WHAT IS BEING ASKED. Among the records that follow, how many lines include the string "Registro"? Only the number is wanted.

===== SOURCE INFORMATION =====

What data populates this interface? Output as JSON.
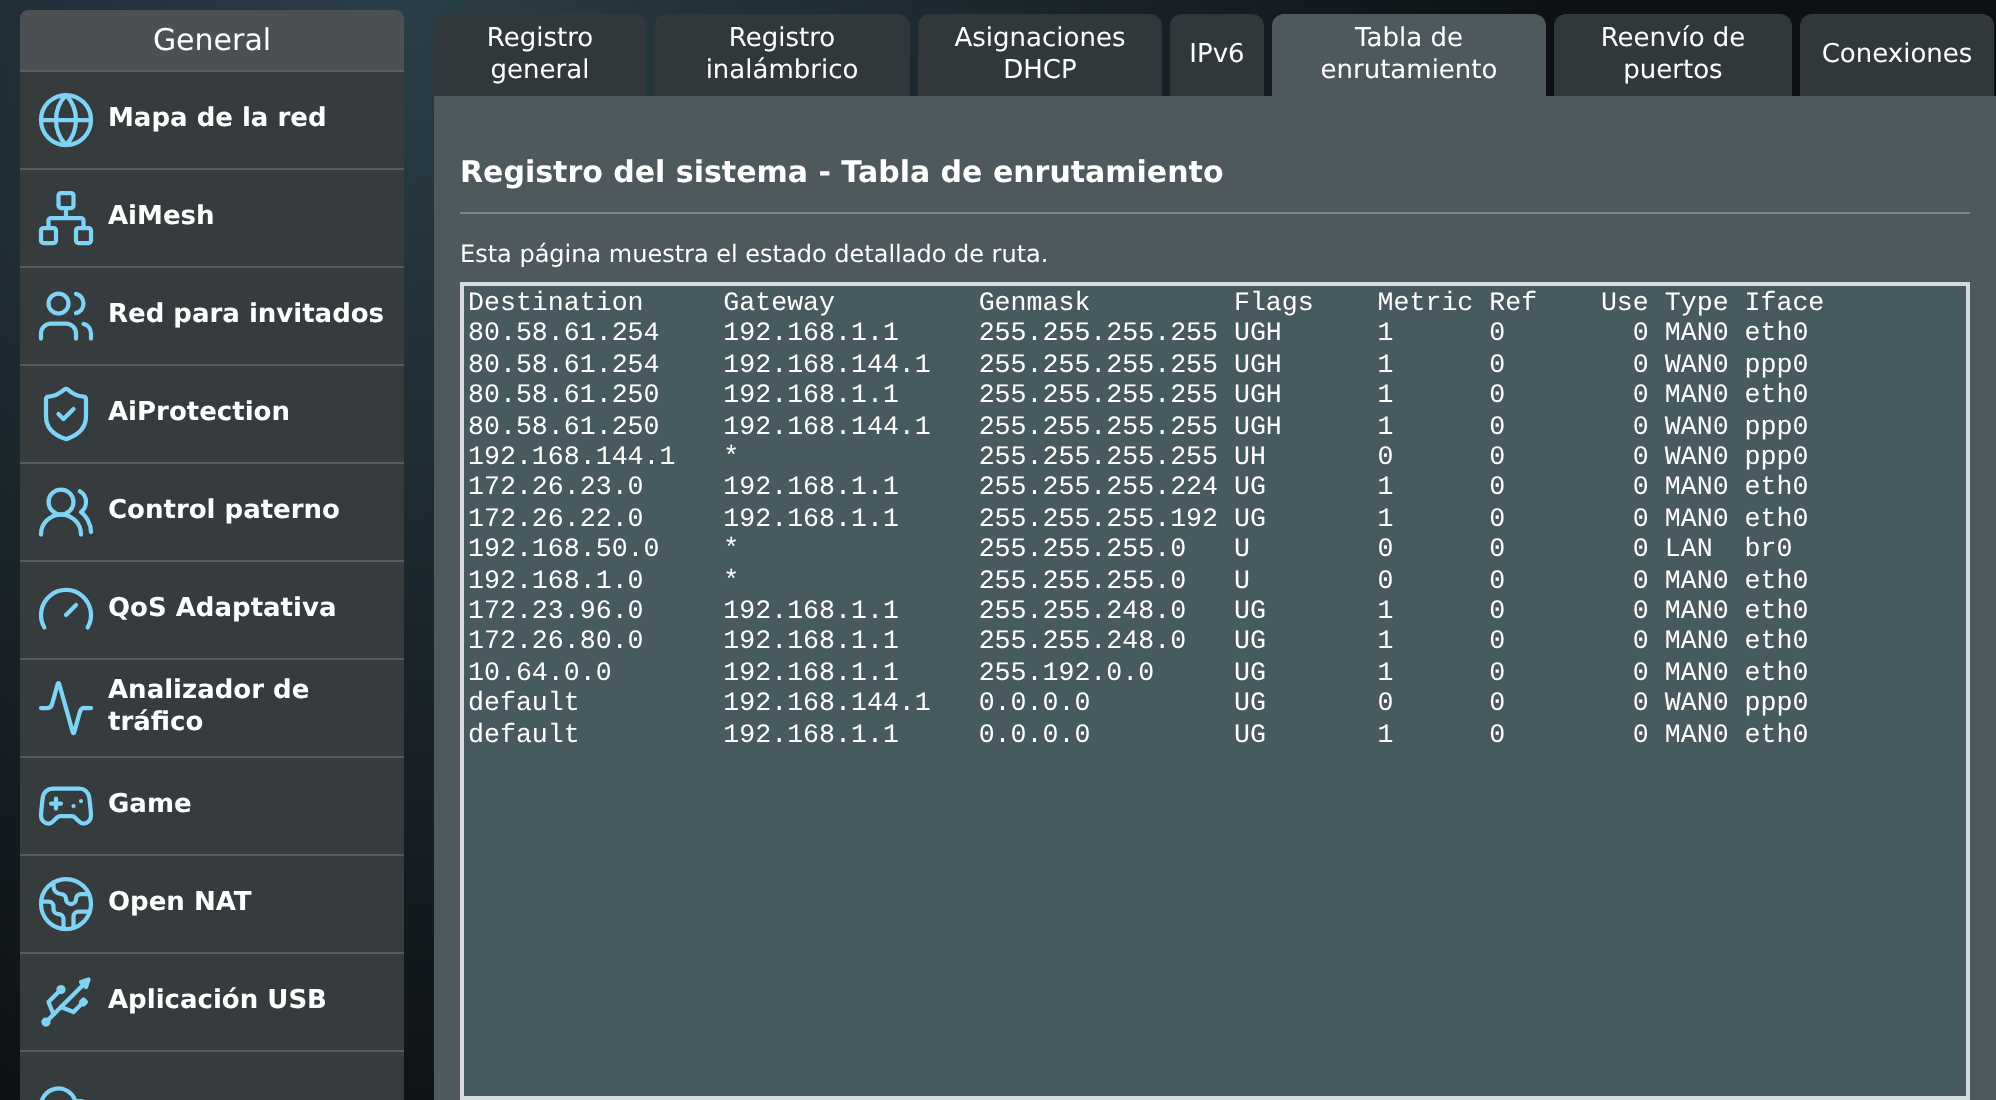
{
  "sidebar": {
    "header": "General",
    "items": [
      {
        "label": "Mapa de la red"
      },
      {
        "label": "AiMesh"
      },
      {
        "label": "Red para invitados"
      },
      {
        "label": "AiProtection"
      },
      {
        "label": "Control paterno"
      },
      {
        "label": "QoS Adaptativa"
      },
      {
        "label": "Analizador de tráfico"
      },
      {
        "label": "Game"
      },
      {
        "label": "Open NAT"
      },
      {
        "label": "Aplicación USB"
      }
    ]
  },
  "tabs": [
    {
      "label": "Registro general",
      "selected": false
    },
    {
      "label": "Registro inalámbrico",
      "selected": false
    },
    {
      "label": "Asignaciones DHCP",
      "selected": false
    },
    {
      "label": "IPv6",
      "selected": false
    },
    {
      "label": "Tabla de enrutamiento",
      "selected": true
    },
    {
      "label": "Reenvío de puertos",
      "selected": false
    },
    {
      "label": "Conexiones",
      "selected": false
    }
  ],
  "page": {
    "title": "Registro del sistema - Tabla de enrutamiento",
    "description": "Esta página muestra el estado detallado de ruta."
  },
  "table": {
    "columns": [
      "Destination",
      "Gateway",
      "Genmask",
      "Flags",
      "Metric",
      "Ref",
      "Use",
      "Type",
      "Iface"
    ],
    "rows": [
      [
        "80.58.61.254",
        "192.168.1.1",
        "255.255.255.255",
        "UGH",
        "1",
        "0",
        "0",
        "MAN0",
        "eth0"
      ],
      [
        "80.58.61.254",
        "192.168.144.1",
        "255.255.255.255",
        "UGH",
        "1",
        "0",
        "0",
        "WAN0",
        "ppp0"
      ],
      [
        "80.58.61.250",
        "192.168.1.1",
        "255.255.255.255",
        "UGH",
        "1",
        "0",
        "0",
        "MAN0",
        "eth0"
      ],
      [
        "80.58.61.250",
        "192.168.144.1",
        "255.255.255.255",
        "UGH",
        "1",
        "0",
        "0",
        "WAN0",
        "ppp0"
      ],
      [
        "192.168.144.1",
        "*",
        "255.255.255.255",
        "UH",
        "0",
        "0",
        "0",
        "WAN0",
        "ppp0"
      ],
      [
        "172.26.23.0",
        "192.168.1.1",
        "255.255.255.224",
        "UG",
        "1",
        "0",
        "0",
        "MAN0",
        "eth0"
      ],
      [
        "172.26.22.0",
        "192.168.1.1",
        "255.255.255.192",
        "UG",
        "1",
        "0",
        "0",
        "MAN0",
        "eth0"
      ],
      [
        "192.168.50.0",
        "*",
        "255.255.255.0",
        "U",
        "0",
        "0",
        "0",
        "LAN",
        "br0"
      ],
      [
        "192.168.1.0",
        "*",
        "255.255.255.0",
        "U",
        "0",
        "0",
        "0",
        "MAN0",
        "eth0"
      ],
      [
        "172.23.96.0",
        "192.168.1.1",
        "255.255.248.0",
        "UG",
        "1",
        "0",
        "0",
        "MAN0",
        "eth0"
      ],
      [
        "172.26.80.0",
        "192.168.1.1",
        "255.255.248.0",
        "UG",
        "1",
        "0",
        "0",
        "MAN0",
        "eth0"
      ],
      [
        "10.64.0.0",
        "192.168.1.1",
        "255.192.0.0",
        "UG",
        "1",
        "0",
        "0",
        "MAN0",
        "eth0"
      ],
      [
        "default",
        "192.168.144.1",
        "0.0.0.0",
        "UG",
        "0",
        "0",
        "0",
        "WAN0",
        "ppp0"
      ],
      [
        "default",
        "192.168.1.1",
        "0.0.0.0",
        "UG",
        "1",
        "0",
        "0",
        "MAN0",
        "eth0"
      ]
    ]
  }
}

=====

ANSWER. 3